__Problem description__: A word-for-word copy of the data, with no images, is the required answer.

__Interface dataset entries__:
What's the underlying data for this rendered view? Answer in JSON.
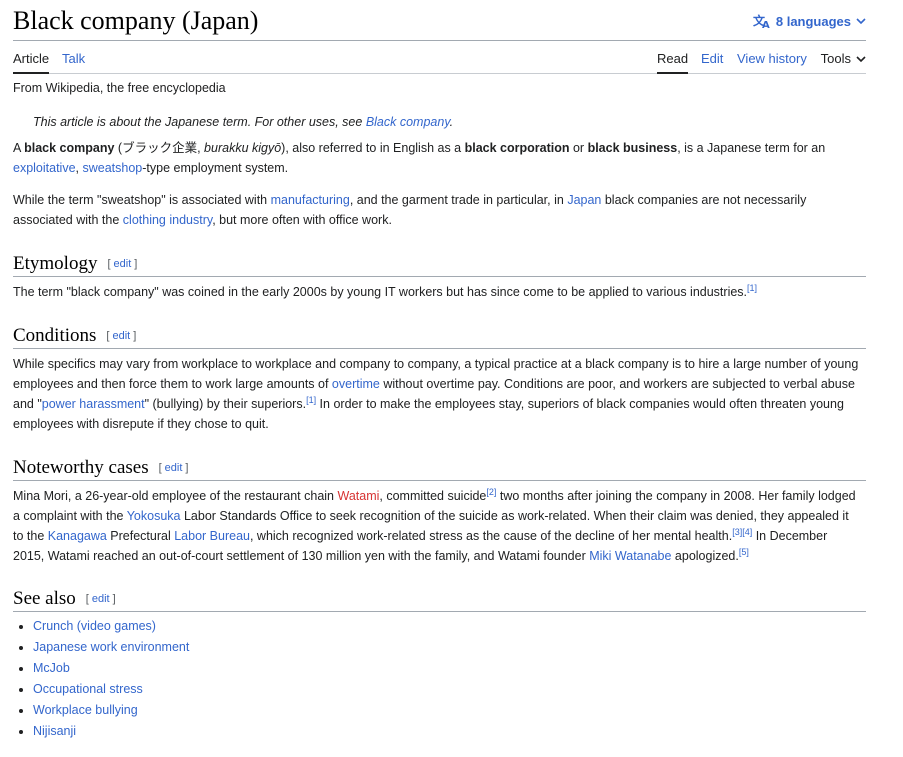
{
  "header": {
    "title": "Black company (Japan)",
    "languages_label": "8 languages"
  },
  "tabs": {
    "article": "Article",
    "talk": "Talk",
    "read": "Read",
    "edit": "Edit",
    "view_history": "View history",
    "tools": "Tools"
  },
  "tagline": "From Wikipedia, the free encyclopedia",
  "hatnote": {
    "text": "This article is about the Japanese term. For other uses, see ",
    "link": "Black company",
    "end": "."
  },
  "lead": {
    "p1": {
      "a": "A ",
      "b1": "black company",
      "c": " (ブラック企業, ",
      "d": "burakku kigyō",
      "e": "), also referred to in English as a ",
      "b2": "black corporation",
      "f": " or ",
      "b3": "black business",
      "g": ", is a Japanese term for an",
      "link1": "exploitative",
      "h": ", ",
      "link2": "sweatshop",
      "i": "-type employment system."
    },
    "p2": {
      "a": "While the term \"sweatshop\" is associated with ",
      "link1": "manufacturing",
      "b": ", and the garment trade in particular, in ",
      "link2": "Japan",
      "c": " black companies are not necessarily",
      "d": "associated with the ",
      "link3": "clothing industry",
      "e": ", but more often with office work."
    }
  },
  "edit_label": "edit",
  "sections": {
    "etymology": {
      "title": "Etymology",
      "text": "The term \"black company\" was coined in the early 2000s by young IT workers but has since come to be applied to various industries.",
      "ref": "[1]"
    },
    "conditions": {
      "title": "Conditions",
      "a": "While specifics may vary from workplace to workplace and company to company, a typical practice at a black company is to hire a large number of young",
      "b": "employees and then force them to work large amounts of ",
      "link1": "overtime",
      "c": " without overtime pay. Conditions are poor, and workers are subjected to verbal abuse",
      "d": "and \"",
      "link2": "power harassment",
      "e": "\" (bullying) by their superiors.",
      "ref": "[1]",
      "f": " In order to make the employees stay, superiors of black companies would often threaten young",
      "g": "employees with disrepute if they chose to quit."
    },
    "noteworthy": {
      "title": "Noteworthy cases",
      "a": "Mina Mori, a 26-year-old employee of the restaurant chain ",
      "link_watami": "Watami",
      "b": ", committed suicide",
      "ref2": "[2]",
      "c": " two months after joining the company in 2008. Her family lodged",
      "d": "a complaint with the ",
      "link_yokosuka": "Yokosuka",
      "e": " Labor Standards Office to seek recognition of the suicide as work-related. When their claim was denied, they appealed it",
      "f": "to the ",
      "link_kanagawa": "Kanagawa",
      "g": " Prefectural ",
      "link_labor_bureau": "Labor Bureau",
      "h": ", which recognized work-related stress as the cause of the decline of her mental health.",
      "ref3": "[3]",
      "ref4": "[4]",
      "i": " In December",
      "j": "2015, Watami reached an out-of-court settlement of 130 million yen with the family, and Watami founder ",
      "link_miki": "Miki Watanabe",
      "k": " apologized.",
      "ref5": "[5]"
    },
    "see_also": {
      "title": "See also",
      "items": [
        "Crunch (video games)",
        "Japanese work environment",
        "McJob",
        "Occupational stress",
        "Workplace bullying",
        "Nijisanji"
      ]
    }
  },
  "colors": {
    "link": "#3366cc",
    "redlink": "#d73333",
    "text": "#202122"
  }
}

__Solution to the problem__:
What's the underlying data for this rendered view? Answer in JSON.
{
  "header": {
    "title": "Black company (Japan)",
    "languages_label": "8 languages"
  },
  "tabs": {
    "article": "Article",
    "talk": "Talk",
    "read": "Read",
    "edit": "Edit",
    "view_history": "View history",
    "tools": "Tools"
  },
  "tagline": "From Wikipedia, the free encyclopedia",
  "hatnote": {
    "text": "This article is about the Japanese term. For other uses, see ",
    "link": "Black company",
    "end": "."
  },
  "lead": {
    "p1": {
      "a": "A ",
      "b1": "black company",
      "c": " (ブラック企業, ",
      "d": "burakku kigyō",
      "e": "), also referred to in English as a ",
      "b2": "black corporation",
      "f": " or ",
      "b3": "black business",
      "g": ", is a Japanese term for an",
      "link1": "exploitative",
      "h": ", ",
      "link2": "sweatshop",
      "i": "-type employment system."
    },
    "p2": {
      "a": "While the term \"sweatshop\" is associated with ",
      "link1": "manufacturing",
      "b": ", and the garment trade in particular, in ",
      "link2": "Japan",
      "c": " black companies are not necessarily",
      "d": "associated with the ",
      "link3": "clothing industry",
      "e": ", but more often with office work."
    }
  },
  "edit_label": "edit",
  "sections": {
    "etymology": {
      "title": "Etymology",
      "text": "The term \"black company\" was coined in the early 2000s by young IT workers but has since come to be applied to various industries.",
      "ref": "[1]"
    },
    "conditions": {
      "title": "Conditions",
      "a": "While specifics may vary from workplace to workplace and company to company, a typical practice at a black company is to hire a large number of young",
      "b": "employees and then force them to work large amounts of ",
      "link1": "overtime",
      "c": " without overtime pay. Conditions are poor, and workers are subjected to verbal abuse",
      "d": "and \"",
      "link2": "power harassment",
      "e": "\" (bullying) by their superiors.",
      "ref": "[1]",
      "f": " In order to make the employees stay, superiors of black companies would often threaten young",
      "g": "employees with disrepute if they chose to quit."
    },
    "noteworthy": {
      "title": "Noteworthy cases",
      "a": "Mina Mori, a 26-year-old employee of the restaurant chain ",
      "link_watami": "Watami",
      "b": ", committed suicide",
      "ref2": "[2]",
      "c": " two months after joining the company in 2008. Her family lodged",
      "d": "a complaint with the ",
      "link_yokosuka": "Yokosuka",
      "e": " Labor Standards Office to seek recognition of the suicide as work-related. When their claim was denied, they appealed it",
      "f": "to the ",
      "link_kanagawa": "Kanagawa",
      "g": " Prefectural ",
      "link_labor_bureau": "Labor Bureau",
      "h": ", which recognized work-related stress as the cause of the decline of her mental health.",
      "ref3": "[3]",
      "ref4": "[4]",
      "i": " In December",
      "j": "2015, Watami reached an out-of-court settlement of 130 million yen with the family, and Watami founder ",
      "link_miki": "Miki Watanabe",
      "k": " apologized.",
      "ref5": "[5]"
    },
    "see_also": {
      "title": "See also",
      "items": [
        "Crunch (video games)",
        "Japanese work environment",
        "McJob",
        "Occupational stress",
        "Workplace bullying",
        "Nijisanji"
      ]
    }
  },
  "colors": {
    "link": "#3366cc",
    "redlink": "#d73333",
    "text": "#202122"
  }
}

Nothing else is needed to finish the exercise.